Wherever the unholy combination of religion and dictatorship has evolved in milieu of statecraft in Middle East the chances of survival of such an unholy alliance are brilliant. Freedom cannot be stage managed dictatorship is 'state managed.'


Chaos is the first sign of stability when liberty ensues, look at freedom of man from American federate and confederates clash and the gory war, so were 'anarchy' under after the French revolution.All revolutions are chaotic and full of disturbance originally, this new line of total dictatorship is the only mullah way out to impose guardians of truth once for all on the embryonic freedom tendencies .


Iran is combination of Anarchy, Despotism, Barbarism and botched Republic. Immanuel Kant describes various stages of man revolutionary zeal and tryst with freedom, before true freedom he goes through a society that has Law And Freedom without Violence (Anarchy); or Law And Violence without Freedom (Despotism); or Violence without Freedom And Law (Barbarism); or Violence with Freedom And Law (Republic). Some are combination of all four, Libya under Gaddafi and Syria of today add Iran are classic examples of this deranged arrangements of state.

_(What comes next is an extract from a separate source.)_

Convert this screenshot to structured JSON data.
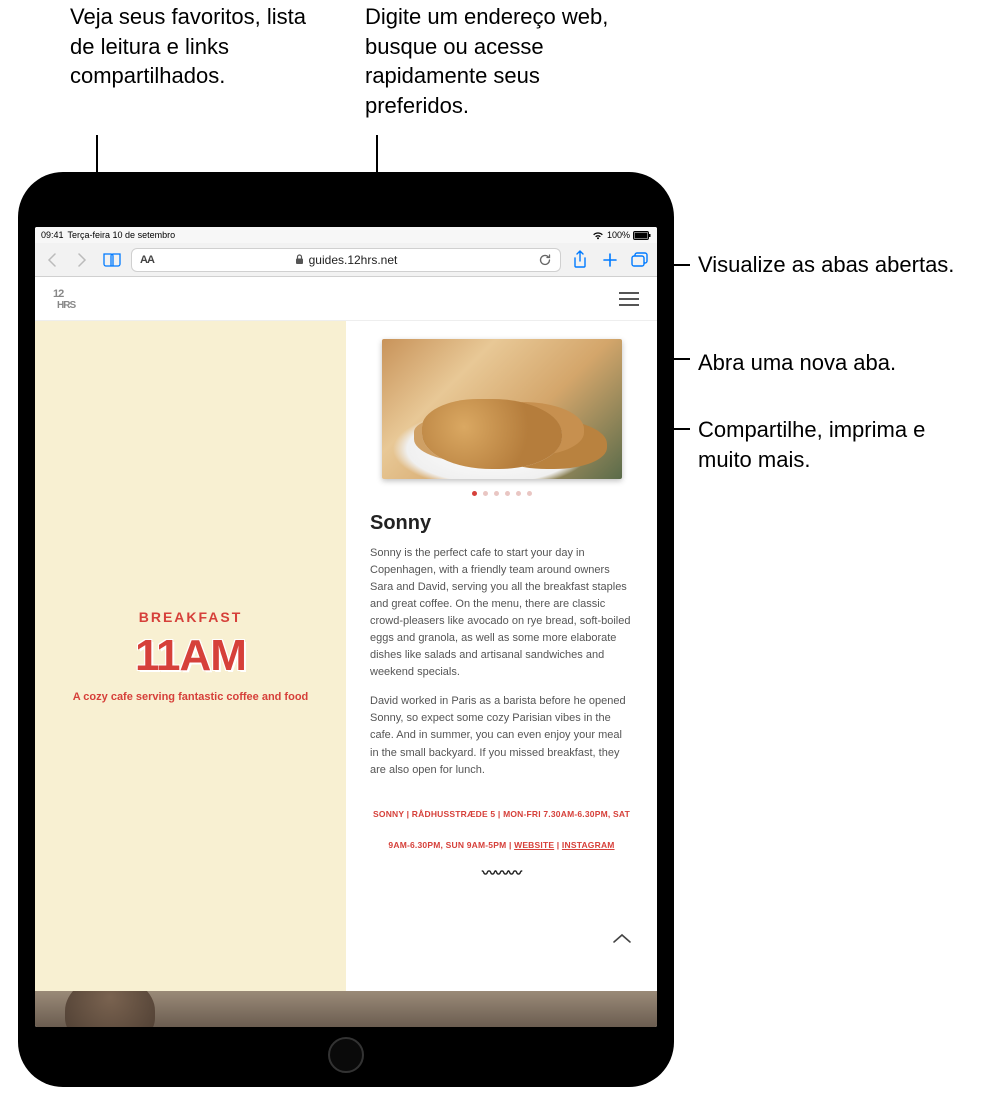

Absolute dictatorship of religion

by Siavash300 on

"Khamenei sets stage for a less democratic future" S.Peterson

Mr. Peterson the above statement is NOT correct. The correct version should be read as follow:

Khamenei set stage for a absolute totalitarian and dictatorship future

Islamic gang who occupied Iran for last 32 year has never been democratic my friend.

Iran 2050

I have serious problem with

by Iran 2050 on

I have serious problem with the title of this article “less democratic future”.


When was IRI democratic that now we have to worry about “less democratic” future?

Veiled Prophet of Khorasan

It makes no

by Veiled Prophet of Khorasan on

difference folks what is the point of wasting time? IRI never had real democracy and will never have it. At least without a re-write of the constitution. If that happens it will no longer be IRI.

So who cares PM; President; VF whatever you want to call it! The one good thing about more of them is more in fighting. The bad thing is more olaghs on the dole. One way or other it is not going to make any difference in anything. 

Dictatorships are all this way. Does it make a difference if Saddam had a parliament or not? How about the Soviets? The time it mattered was when it fell apart. Then all the supreme Soviets got to the head of the robbers line. With Saddam they all got hanged.

G. Rahmanian

The Leasable! The Shameless!

by G. Rahmanian on

"From outside Iran, that might appear to be a subtle change. But inside Iran, resurrection of the post of prime minister – which existed for the first decade of the revolution, until 1989 – would mark a further decline of democracy."


How can something be less than absolute zero

by Cost-of-Progress on

Can a jew run for presidency, can a Christian or Zoroastrean (the legitimate religion of Iran)? NO! Those who do run must go through a screening process by the guardian council before they are allowed to go any further to confirm their allegiances to the regime as well as their purity in being a muslim.......

Which part of this is democratic to you?

There is no democracy in the Islamist regime. So technically, there can be no lessening of something that never existed.






by Fred on

The former CS Iran based reporter says:

“But Ayatollah Khamenei appears to be setting the stage for political changes that will further shrivel the democratic aspect of the Islamic Republic.”

It is no secret that Peterson is another one of those who have bought into the “reformability” of the Islamist Rapist Republic, hence this “further shrivel the democratic aspect of the Islamic Republic.”

There has to come a time for these clueless reporters, people like this Peterson, Barbara Slavin of USA Today and Roger Cohen of NY Times, to just name a few, to finally understand that there is no way a democracy can come out a religious fascism, it has never happened, it will not happen now or in the future.